Recession to help meet CO2 targets
* Buyers choose more economical/less polluting cars * More support needed for electric cars needed * Car emissions need to be cut by 90%...
The recession has helped to put the UK on track to meet carbon dioxide reduction targets, a leading Government advisor has said.
However, greater financial support for electric car buyers from the Government will be needed to ensure progress is maintained, according to Professor Julia King, head of the Committed on Climate Change.
Speaking at the Low Carbon Vehicle conference today, Professor King said the recession has led to buyers choosing more fuel-efficient cars, but that she would also be recommending tough new targets to the Government by the end of the year.
That will include the goal of increasing electric vehicle take-up from a predicted 210,000 vehicles in 2015 to 1.7 million by 2020.
Currently there are around 31 million cars on UK roads in total, so the growth to nearly two million electric vehicles is dramatic.
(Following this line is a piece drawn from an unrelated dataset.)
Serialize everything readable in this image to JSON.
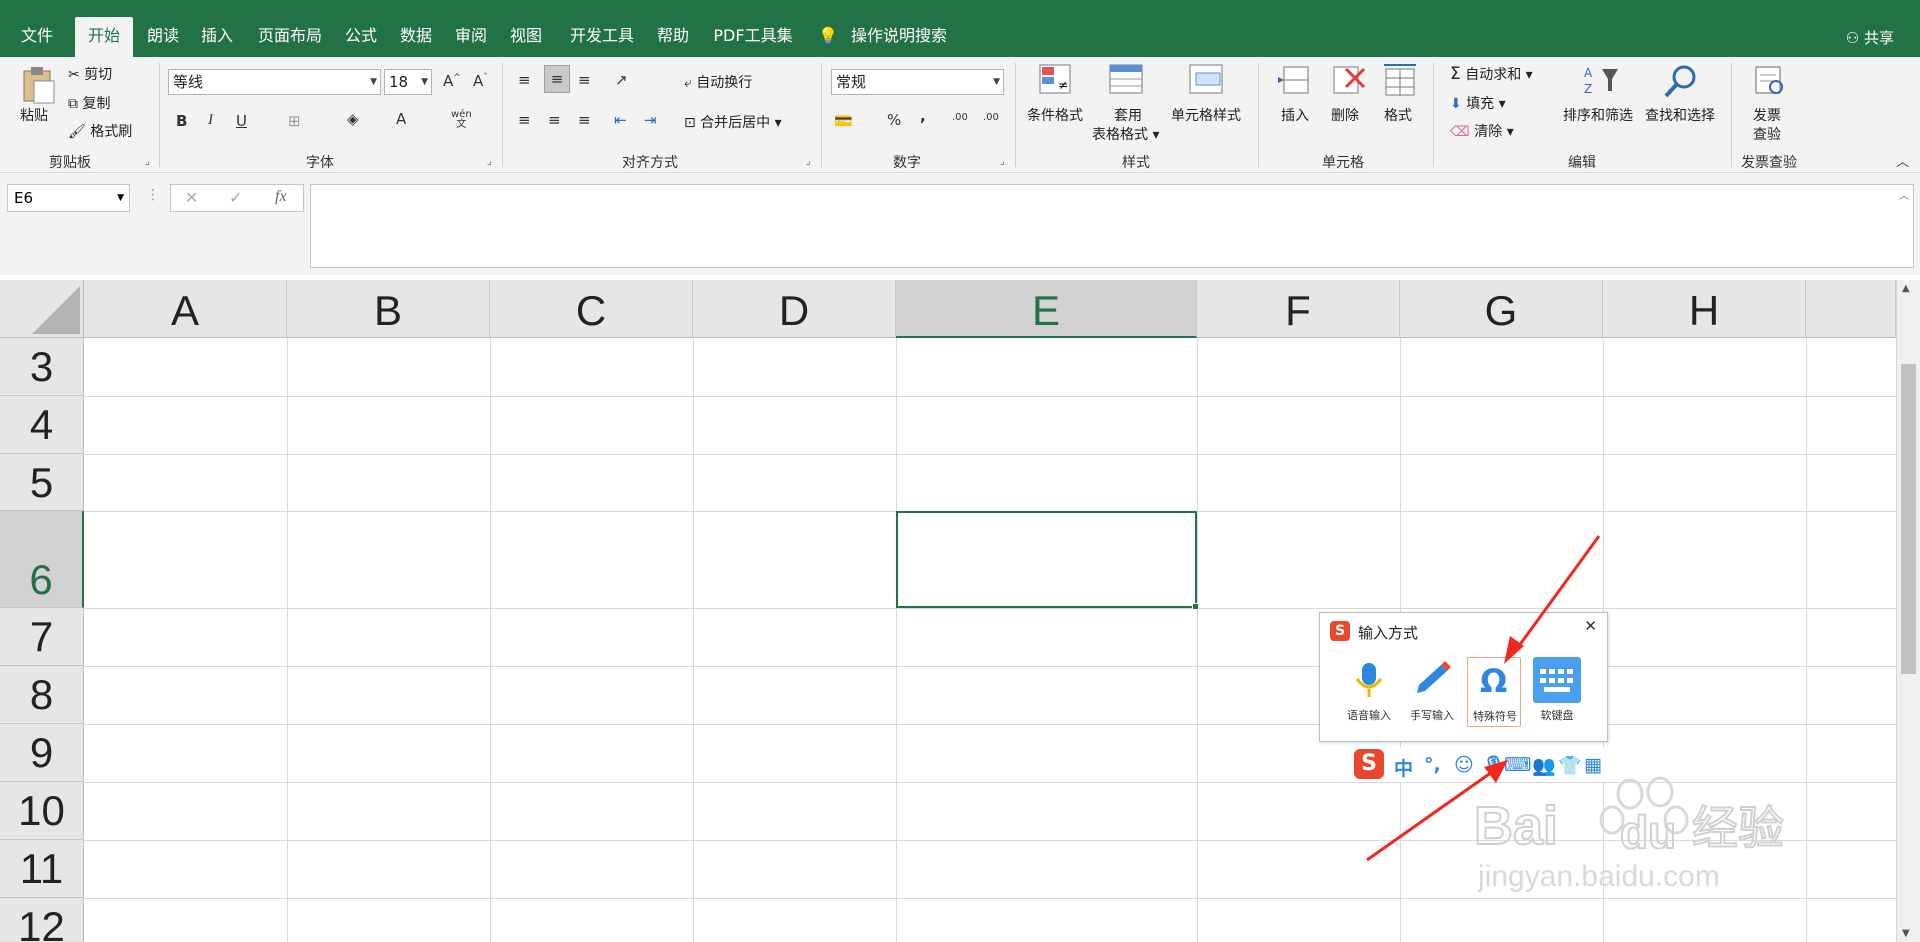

Professor King warned that more financial incentives than has already been given may be needed to encourage this wider adoption of electric cars.
The committee estimates that grants of 800 million could be needed to support the sale of 455,000 electric cars and effectively kick-start the market.
King told whatcar.com: 'We're at the critical stage where manufacturers have developed the vehicles and we just need Government to commit to more support.'
So far, however, the Coalition Government has only guaranteed 43 million worth of 5000 grants up to March 2012, enough for 8600 electric cars, plug-in hybrids and fuel-cell vehicles.
Tough policies on polluting cars
As well as pricing support, King says the Government needs to look at other incentives for electric car drivers, such as the freedom to use bus lanes, as well as more 'fierce' legislation to tackle more polluting cars - high charges for parking at work, for example.
In the longer term, King says car emissions need to be reduced by 90% by 2050 if the target of reducing the UK's overall CO2 output by 80% is to be achieved.
Car emissions will need to come down by more than the overall level, because it is accepted that other sectors, farming in particular, will not be able to make a full contribution to the overall reduction.